Venerable Tharchin once told me the only reason why the people in our life appear to have delusions is because we ourselves possess the same delusions within our own mind and we therefore project beings who have the same faults.  Our task, therefore, is to identify within ourselves the delusions that appear in others and then root them out completely.  When we do so, he said, several amazing things will happen.  First, our relationship with the person will improve.  Second, we will have less delusions in our own mind.  And third, the faults we see in the other person will gradually “disappear.”  Why?  Because they were never coming from the other person in the first place.  He concluded by saying, this is how Bodhisattva’s ripen and liberate all beings.  When we attain Buddhahood, he said, it appears to us as if everybody attains Buddhahood at the same time with us.  In fact, we see that they have always been so.  If we love our mother, this is essential work.

Tara is our eternal mother

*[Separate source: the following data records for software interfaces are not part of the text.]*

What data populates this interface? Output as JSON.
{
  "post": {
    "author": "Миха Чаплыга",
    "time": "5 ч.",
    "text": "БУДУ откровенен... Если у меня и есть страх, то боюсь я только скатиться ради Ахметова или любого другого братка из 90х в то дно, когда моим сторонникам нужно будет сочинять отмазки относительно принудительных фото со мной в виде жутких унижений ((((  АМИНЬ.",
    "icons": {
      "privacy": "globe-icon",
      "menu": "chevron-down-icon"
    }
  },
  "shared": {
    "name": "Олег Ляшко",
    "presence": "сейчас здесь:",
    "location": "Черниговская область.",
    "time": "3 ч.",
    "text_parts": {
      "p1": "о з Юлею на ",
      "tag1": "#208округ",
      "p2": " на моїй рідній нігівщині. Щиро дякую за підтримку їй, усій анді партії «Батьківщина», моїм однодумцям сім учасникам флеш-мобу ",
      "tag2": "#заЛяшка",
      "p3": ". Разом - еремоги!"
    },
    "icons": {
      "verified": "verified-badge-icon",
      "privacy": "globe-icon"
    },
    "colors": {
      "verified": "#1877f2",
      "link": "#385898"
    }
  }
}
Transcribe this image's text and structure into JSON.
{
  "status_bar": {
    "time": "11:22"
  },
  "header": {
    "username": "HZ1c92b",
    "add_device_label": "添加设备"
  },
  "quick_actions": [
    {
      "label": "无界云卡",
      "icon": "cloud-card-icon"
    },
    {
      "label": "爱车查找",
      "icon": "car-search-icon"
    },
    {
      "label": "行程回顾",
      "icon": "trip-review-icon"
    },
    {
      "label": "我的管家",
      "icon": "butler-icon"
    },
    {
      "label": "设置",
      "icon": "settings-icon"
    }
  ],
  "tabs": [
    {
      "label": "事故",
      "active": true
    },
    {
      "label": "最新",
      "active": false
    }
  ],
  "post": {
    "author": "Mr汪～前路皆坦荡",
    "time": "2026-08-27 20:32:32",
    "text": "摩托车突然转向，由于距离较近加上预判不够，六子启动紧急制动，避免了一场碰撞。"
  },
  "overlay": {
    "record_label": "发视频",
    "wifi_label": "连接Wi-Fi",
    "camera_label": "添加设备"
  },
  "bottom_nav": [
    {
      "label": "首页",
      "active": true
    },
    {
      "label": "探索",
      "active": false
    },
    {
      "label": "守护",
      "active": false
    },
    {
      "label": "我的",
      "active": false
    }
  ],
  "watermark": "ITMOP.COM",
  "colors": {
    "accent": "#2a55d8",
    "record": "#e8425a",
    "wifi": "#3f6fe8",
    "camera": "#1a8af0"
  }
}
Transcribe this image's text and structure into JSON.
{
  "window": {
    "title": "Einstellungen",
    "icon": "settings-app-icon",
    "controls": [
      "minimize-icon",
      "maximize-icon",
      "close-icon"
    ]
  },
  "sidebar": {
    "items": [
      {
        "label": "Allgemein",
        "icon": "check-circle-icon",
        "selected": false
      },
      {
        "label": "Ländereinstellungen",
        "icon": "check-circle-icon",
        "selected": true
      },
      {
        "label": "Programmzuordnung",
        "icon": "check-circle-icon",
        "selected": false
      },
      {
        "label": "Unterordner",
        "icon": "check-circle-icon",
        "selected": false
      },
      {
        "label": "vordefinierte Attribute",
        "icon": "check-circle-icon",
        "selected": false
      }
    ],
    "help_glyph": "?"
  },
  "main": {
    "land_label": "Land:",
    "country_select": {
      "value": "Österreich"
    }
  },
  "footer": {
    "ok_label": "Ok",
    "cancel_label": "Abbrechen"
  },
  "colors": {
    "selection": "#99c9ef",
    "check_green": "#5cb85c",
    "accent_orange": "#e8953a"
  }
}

Mother’s Day, though, is about much more than just our relationship with our own mother of this life, or even recalling the kindness of all our past mothers.  I think on Mother’s Day we need to recall the kindness of our Spiritual Mother, Guru Arya Tara.  Tara promised Atisha long ago that she would care for all Kadampas in the future.  The fact that we have a spiritual life today is due to her kindness.  She gave birth to our spiritual life.  Like all mothers’ kindnesses, we don’t even see it.  She operates unseen, and we take it for granted.  But there is no doubt, it is thanks to her that we have a spiritual life.  She gave birth to it, she has nurtured it, and she cares for us now even if we never think of her.  For some, she appears herself as Vajrayogini, and therefore serves as our Highest Yoga Tantra Yidam.  Tara is one of the Buddhas who often appears early in our spiritual life.  Almost everybody has a very positive experience with encountering her.  But then, over time, we tend to forget about her as we move on to other practices.  But like any mother, she never forgets her spiritual children.  We should remember this, and generate our thanks to her for it.

Viewing all living beings as our children

Finally, I think it is worth recalling that just as all living beings have been our mother, so too we have been the mother of all living beings.  We can correctly view all living beings as our children, and love them as a good mother would.  The contemplations on the kindness a mother shows to her child are not there just to help us develop gratitude towards our mothers, they are also examples of the attitude we should have towards all of our children.  How many of us would be willing to remove the mucus from a stranger’s nose?  Our mother did that for us.  We should love others so much that we would gladly, and without hesitation do the same for others.  Of course, we shouldn’t go around offering to others to do so, but training in the mind that is willing to help any living being in any way we can is the real meaning of Mother’s Day.